Figure 6 Possible mechanisms of action in caspase inhibitor-mediated sensitization of TNF-induced necrosis in L929 cells. A putative caspase (CASP-X), inhibited by CrmA or zVAD-fmk, acts as a negative regulator of premitochondrial signaling (1) or (more ...)
A third hypothetical model is the following. Degradation of mitochondrial proteins has been documented both in physiological and pathological conditions (33
). This is especially the case when membrane proteins are damaged by oxygen radicals. In mitochondria of rat liver cells, increasing the radical production results in enhanced protease activity (34
). In addition, oxidative damage to intracellular proteins increases their susceptibility to proteolysis (35
). Although it is known that in some of these turnover processes, mitochondrial and/or cytosolic ATP-dependent protease complexes play an important role, there is also evidence for involvement of ATP-independent proteases in mitochondrial catabolism. Possibly, caspases could be key elements in such an intracellular mitochondrial quality control system. As cells increase their production of oxygen radicals in the mitochondria after p55 TNF receptor stimulation, oxidative damage of lipids and proteins accumulates; this results in occasional failure of the electron transport system, which leads to an amplified radical production. It is conceivable that such defective mitochondria are recognized and eliminated by a specific cellular mechanism, and this is where caspases could play a role. Elimination of such deficient but oxygen radical–producing mitochondria should then be beneficial for the cell to survive the deadly TNF signal. By inhibiting cytosolic caspase activity, this “rescue mechanism” would be impaired, and hence the cells would accumulate excessive reactive oxygen-producing mitochondria and would be far more sensitive to TNF-induced necrosis. Whatever the exact mechanism is, a low activity of caspases is implied, stressing the importance of a stringent control mechanism of caspase activity in healthy cells. Fig. illustrates alternative mechanisms for possible interference by caspases in TNF-induced mitochondrial production of reactive oxygen intermediates.
The results reported here prompt us to add a cautionary note. Indeed, caspases have already been shown to be essential mediators in illness-related cell death, such as neuronal damage following hypoxic-ischemic insult (36
) or fulminant liver destruction after anti-Fas injection (37
), and evidence exists for the implication of caspases in amyotrophic lateral sclerosis (38
) and Alzheimer's disease (39
). In the first two indications, inhibition of caspases by tripeptide derivatives protects treated mice against injury and death. However, considering the 1,000-fold sensitization of TNF-induced necrotic cell death by inhibitors of caspases, one should be cautious in cases where reactive oxygen-mediated necrosis may be involved, such as neutrophil-induced endothelial cell necrosis in the systemic inflammatory response syndrome (40

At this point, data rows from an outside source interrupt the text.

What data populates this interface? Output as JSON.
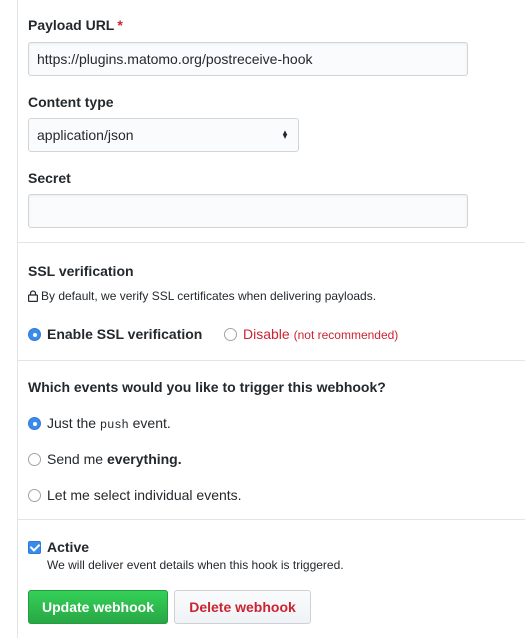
{
  "payload": {
    "label": "Payload URL",
    "required_mark": "*",
    "value": "https://plugins.matomo.org/postreceive-hook"
  },
  "content_type": {
    "label": "Content type",
    "selected": "application/json"
  },
  "secret": {
    "label": "Secret",
    "value": ""
  },
  "ssl": {
    "heading": "SSL verification",
    "note": "By default, we verify SSL certificates when delivering payloads.",
    "enable_label": "Enable SSL verification",
    "disable_label": "Disable",
    "disable_note": "(not recommended)",
    "selected": "enable"
  },
  "events": {
    "heading": "Which events would you like to trigger this webhook?",
    "option_push_pre": "Just the",
    "option_push_code": "push",
    "option_push_post": "event.",
    "option_everything_pre": "Send me",
    "option_everything_bold": "everything.",
    "option_individual": "Let me select individual events.",
    "selected": "push"
  },
  "active": {
    "label": "Active",
    "description": "We will deliver event details when this hook is triggered.",
    "checked": true
  },
  "actions": {
    "update_label": "Update webhook",
    "delete_label": "Delete webhook"
  },
  "colors": {
    "primary": "#28a745",
    "danger": "#cb2431",
    "radio_checked": "#3b8beb"
  }
}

); liver necrosis after reperfusion, alcoholic liver disease, or hemochromatosis (iron overload) and Wilson's disease (copper overload) (41
); and myocardial ischemia and reperfusion injury (42
). It is not excluded that in these indications, administration of caspase inhibitors may rather have an adverse effect. Therefore, the mechanism leading to cell death should be taken into account when the use of caspase inhibitors would be considered as disease treatment.